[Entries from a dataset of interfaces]
──────────
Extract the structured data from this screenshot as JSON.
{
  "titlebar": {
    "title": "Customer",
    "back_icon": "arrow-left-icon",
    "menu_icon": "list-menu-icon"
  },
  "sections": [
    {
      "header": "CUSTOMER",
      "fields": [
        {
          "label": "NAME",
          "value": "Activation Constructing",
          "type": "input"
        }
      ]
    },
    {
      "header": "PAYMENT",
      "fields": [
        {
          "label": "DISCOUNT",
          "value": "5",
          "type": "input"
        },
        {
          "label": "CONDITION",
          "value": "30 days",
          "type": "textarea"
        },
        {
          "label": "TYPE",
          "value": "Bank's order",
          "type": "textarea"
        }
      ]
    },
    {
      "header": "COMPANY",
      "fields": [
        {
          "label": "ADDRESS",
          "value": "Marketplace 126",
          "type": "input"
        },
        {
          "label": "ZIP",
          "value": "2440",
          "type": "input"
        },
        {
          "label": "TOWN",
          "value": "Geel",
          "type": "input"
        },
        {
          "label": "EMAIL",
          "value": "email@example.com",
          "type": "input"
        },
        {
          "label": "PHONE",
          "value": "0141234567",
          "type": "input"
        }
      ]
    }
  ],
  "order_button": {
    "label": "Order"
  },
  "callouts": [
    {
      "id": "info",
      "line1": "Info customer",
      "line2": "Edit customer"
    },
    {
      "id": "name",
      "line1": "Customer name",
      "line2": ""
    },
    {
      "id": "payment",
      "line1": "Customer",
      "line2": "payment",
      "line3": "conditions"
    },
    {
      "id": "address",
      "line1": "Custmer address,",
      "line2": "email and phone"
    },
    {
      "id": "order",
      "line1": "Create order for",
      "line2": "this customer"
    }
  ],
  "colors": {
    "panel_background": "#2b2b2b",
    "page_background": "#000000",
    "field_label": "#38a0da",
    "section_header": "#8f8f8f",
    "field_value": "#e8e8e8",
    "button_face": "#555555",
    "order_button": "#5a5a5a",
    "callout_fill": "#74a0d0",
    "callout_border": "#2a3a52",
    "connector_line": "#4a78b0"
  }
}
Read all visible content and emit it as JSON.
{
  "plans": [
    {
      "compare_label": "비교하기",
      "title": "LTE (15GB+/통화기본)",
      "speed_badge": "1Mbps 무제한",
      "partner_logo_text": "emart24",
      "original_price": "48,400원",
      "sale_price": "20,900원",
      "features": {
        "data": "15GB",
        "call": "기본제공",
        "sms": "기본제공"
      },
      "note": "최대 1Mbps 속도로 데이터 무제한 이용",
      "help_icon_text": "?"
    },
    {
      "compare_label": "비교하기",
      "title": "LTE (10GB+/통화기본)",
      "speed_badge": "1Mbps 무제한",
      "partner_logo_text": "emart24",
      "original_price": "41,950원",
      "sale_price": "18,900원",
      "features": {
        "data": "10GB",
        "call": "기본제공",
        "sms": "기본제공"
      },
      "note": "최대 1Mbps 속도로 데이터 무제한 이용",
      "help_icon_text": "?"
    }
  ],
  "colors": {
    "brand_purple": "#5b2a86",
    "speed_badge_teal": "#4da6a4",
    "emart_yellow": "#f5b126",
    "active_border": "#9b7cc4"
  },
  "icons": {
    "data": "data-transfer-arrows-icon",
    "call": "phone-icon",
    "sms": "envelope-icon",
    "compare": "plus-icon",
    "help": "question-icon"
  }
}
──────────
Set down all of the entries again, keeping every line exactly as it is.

Extract the structured data from this screenshot as JSON.
{
  "titlebar": {
    "title": "Customer",
    "back_icon": "arrow-left-icon",
    "menu_icon": "list-menu-icon"
  },
  "sections": [
    {
      "header": "CUSTOMER",
      "fields": [
        {
          "label": "NAME",
          "value": "Activation Constructing",
          "type": "input"
        }
      ]
    },
    {
      "header": "PAYMENT",
      "fields": [
        {
          "label": "DISCOUNT",
          "value": "5",
          "type": "input"
        },
        {
          "label": "CONDITION",
          "value": "30 days",
          "type": "textarea"
        },
        {
          "label": "TYPE",
          "value": "Bank's order",
          "type": "textarea"
        }
      ]
    },
    {
      "header": "COMPANY",
      "fields": [
        {
          "label": "ADDRESS",
          "value": "Marketplace 126",
          "type": "input"
        },
        {
          "label": "ZIP",
          "value": "2440",
          "type": "input"
        },
        {
          "label": "TOWN",
          "value": "Geel",
          "type": "input"
        },
        {
          "label": "EMAIL",
          "value": "email@example.com",
          "type": "input"
        },
        {
          "label": "PHONE",
          "value": "0141234567",
          "type": "input"
        }
      ]
    }
  ],
  "order_button": {
    "label": "Order"
  },
  "callouts": [
    {
      "id": "info",
      "line1": "Info customer",
      "line2": "Edit customer"
    },
    {
      "id": "name",
      "line1": "Customer name",
      "line2": ""
    },
    {
      "id": "payment",
      "line1": "Customer",
      "line2": "payment",
      "line3": "conditions"
    },
    {
      "id": "address",
      "line1": "Custmer address,",
      "line2": "email and phone"
    },
    {
      "id": "order",
      "line1": "Create order for",
      "line2": "this customer"
    }
  ],
  "colors": {
    "panel_background": "#2b2b2b",
    "page_background": "#000000",
    "field_label": "#38a0da",
    "section_header": "#8f8f8f",
    "field_value": "#e8e8e8",
    "button_face": "#555555",
    "order_button": "#5a5a5a",
    "callout_fill": "#74a0d0",
    "callout_border": "#2a3a52",
    "connector_line": "#4a78b0"
  }
}
Read all visible content and emit it as JSON.
{
  "plans": [
    {
      "compare_label": "비교하기",
      "title": "LTE (15GB+/통화기본)",
      "speed_badge": "1Mbps 무제한",
      "partner_logo_text": "emart24",
      "original_price": "48,400원",
      "sale_price": "20,900원",
      "features": {
        "data": "15GB",
        "call": "기본제공",
        "sms": "기본제공"
      },
      "note": "최대 1Mbps 속도로 데이터 무제한 이용",
      "help_icon_text": "?"
    },
    {
      "compare_label": "비교하기",
      "title": "LTE (10GB+/통화기본)",
      "speed_badge": "1Mbps 무제한",
      "partner_logo_text": "emart24",
      "original_price": "41,950원",
      "sale_price": "18,900원",
      "features": {
        "data": "10GB",
        "call": "기본제공",
        "sms": "기본제공"
      },
      "note": "최대 1Mbps 속도로 데이터 무제한 이용",
      "help_icon_text": "?"
    }
  ],
  "colors": {
    "brand_purple": "#5b2a86",
    "speed_badge_teal": "#4da6a4",
    "emart_yellow": "#f5b126",
    "active_border": "#9b7cc4"
  },
  "icons": {
    "data": "data-transfer-arrows-icon",
    "call": "phone-icon",
    "sms": "envelope-icon",
    "compare": "plus-icon",
    "help": "question-icon"
  }
}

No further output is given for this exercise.